“Well, my dear old friend, I am once more in the Upper Engadin. This is my third visit to the place and once again I feel that my proper refuge and home is here and nowhere else,” wrote the philosopher Friedrich Nietzsche in a letter to an acquaintance in 1883. He made his first journey to Sils in Engadin just two years earlier, where he lived in a modest room in the house of the Durisch family (which today is known as the Nietzsche House).
After a successful health retreat in Italy, the philosopher finally found relief from his migraines in Engadin’s dry, sunny, high-altitude climate. Yet the Alpine air had an even greater effect on Nietzsche. After that first visit, he came up with his theory of the eternal return, which would be the “fundamental conception” of his philosophical novel Thus Spoke Zarathustra.
“St. Moritz is the new Venice – Engadin is gaining increasing attention as a hotspot on the international art scene,” wrote the prestigious Neue Zürcher Zeitung in February 2017. Indeed, over the last few years numerous renowned galleries have set up second locations in the popular mountain region. Among the pioneers were the Cologne gallery Karsten Greve, which opened a branch here in 1999. It was joined by Hauser & Wirth, the famous contemporary art gallery whose third Swiss subsidiary is located in St. Moritz, in December 2018.
German author Hermann Hesse’s love affair with the Engadin began in 1905, when he first hiked over the Albula Pass to Engadin at the age of 28. He spent several weeks in the region almost every summer until shortly before his death in 1962 and his visits inspired such masterpieces as the poem “Müder Abend”.
In one of the most well-known literary accounts he created while staying in the Grisons mountain village, an open letter from 1954, Hesse wrote: “I’ve seen many landscapes and nearly all of them were to my liking, but fate only deemed for a select few to appeal to me in a deep and lasting manner, to gradually blossom into small homelands, and probably the most beautiful of these landscapes, which has the strongest effect on me, is the Upper Engadin.”
When taking a break from his creative work, Hesse enjoying hurtling down the ski slopes with his good friend, the author Thomas Mann. Mann had long since discovered Grisons’ charms as a holiday destination and described the region in truly flattering terms: “This Engadin is the most beautiful place in the world. It’s not easy for me to talk about happiness, but I almost believe I am happy here.”

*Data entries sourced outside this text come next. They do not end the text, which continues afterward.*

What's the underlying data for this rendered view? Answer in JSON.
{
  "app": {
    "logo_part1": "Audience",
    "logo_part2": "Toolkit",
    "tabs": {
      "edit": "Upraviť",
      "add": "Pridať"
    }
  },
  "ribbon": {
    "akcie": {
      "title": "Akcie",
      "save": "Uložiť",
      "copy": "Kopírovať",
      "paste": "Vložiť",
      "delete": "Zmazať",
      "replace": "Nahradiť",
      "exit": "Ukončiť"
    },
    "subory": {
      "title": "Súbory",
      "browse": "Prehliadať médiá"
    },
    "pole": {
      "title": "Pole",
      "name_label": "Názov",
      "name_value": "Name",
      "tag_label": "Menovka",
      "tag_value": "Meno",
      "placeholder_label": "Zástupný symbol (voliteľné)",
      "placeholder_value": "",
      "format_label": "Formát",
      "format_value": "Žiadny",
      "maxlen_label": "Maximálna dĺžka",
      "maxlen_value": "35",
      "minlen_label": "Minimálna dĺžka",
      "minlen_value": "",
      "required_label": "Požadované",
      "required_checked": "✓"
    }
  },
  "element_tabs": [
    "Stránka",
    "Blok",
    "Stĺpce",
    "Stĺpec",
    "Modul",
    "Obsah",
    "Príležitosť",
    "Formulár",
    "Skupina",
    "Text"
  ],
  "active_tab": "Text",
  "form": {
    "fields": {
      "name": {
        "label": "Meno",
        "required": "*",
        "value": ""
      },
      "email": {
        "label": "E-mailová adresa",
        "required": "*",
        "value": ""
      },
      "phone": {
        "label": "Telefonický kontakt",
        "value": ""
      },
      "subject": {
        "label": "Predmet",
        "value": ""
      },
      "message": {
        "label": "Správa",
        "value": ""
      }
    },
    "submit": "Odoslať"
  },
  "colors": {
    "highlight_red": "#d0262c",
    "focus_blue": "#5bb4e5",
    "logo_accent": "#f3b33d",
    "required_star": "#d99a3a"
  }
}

But it wasn’t just authors and philosophers who found tranquillity and creative inspiration in St. Moritz and the surrounding villages. Illustrious names from the world of fine arts are also part of the town’s impressive history. Back in the days when Pablo Picasso was painting his “Demoiselles d’Avignon” in Paris, Ferdinand Hodler, one of Switzerland’s greatest painters, moved to Engadin where he painted six landscapes. These include the heavenly scene at Lake Champfèrsee, which was sold at Sotheby’s in 2016 for over two million Swiss francs. The prestigious auction house described the masterpiece in glowing terms: “Hodler wonderfully captures the intense light of the mountains and the bright colours of a sunny autumn day, demonstrating his preference of colour and contrasting effects.”
Giovanni Segantini is another outstanding artist whose creations were characterised by the sunny high-altitude mountain region. Segantini primarily painted scenes from the lives of peasant farmers, set against the mighty Alpine panorama: shepherds shearing sheep, cows drinking from troughs and women harvesting hay.
Giovanni Segantini’s last words were apparently: “I would like to see my mountains.” Born in Austria, the artist later became stateless and kept painting right up until he drew his last breath on Mount Schafberg in the Upper Engadin on 28 September 1899, while painting his work titled “Nature”, the central piece in his legendary Alpine triptych “Life – Nature – Death”. The triptych has long been the star attraction at the internationally renowned Segantini Museum in St. Moritz. The museum building itself is also well worth the visit. Its architectural style was inspired by the pavilion that Segantini designed for the Paris World Exposition in 1900. Segantini had hoped to use the structure to present a largescale panorama of Engadin, however the project was abandoned for financial reasons.
Grisons’ majestic Alpine panorama is not only said to have inspired the Swiss painter Giovanni Giacometti to paint his famous oil paintings, but is also said to have influenced his son, Alberto Giacometti, who went on to become one of the greatest sculptors of the 20th century. That is why some critics are convinced that Alberto’s renowned sculptures are rooted in nature: they believe the busts are reminiscent of mountains, the figures are like trees and the heads like rocks. Born in Bergell, Alberto Giacometti grew up in Stampa – just 40 kilometres from St. Moritz – and maintained a close relationship with his home town until his death in 1966.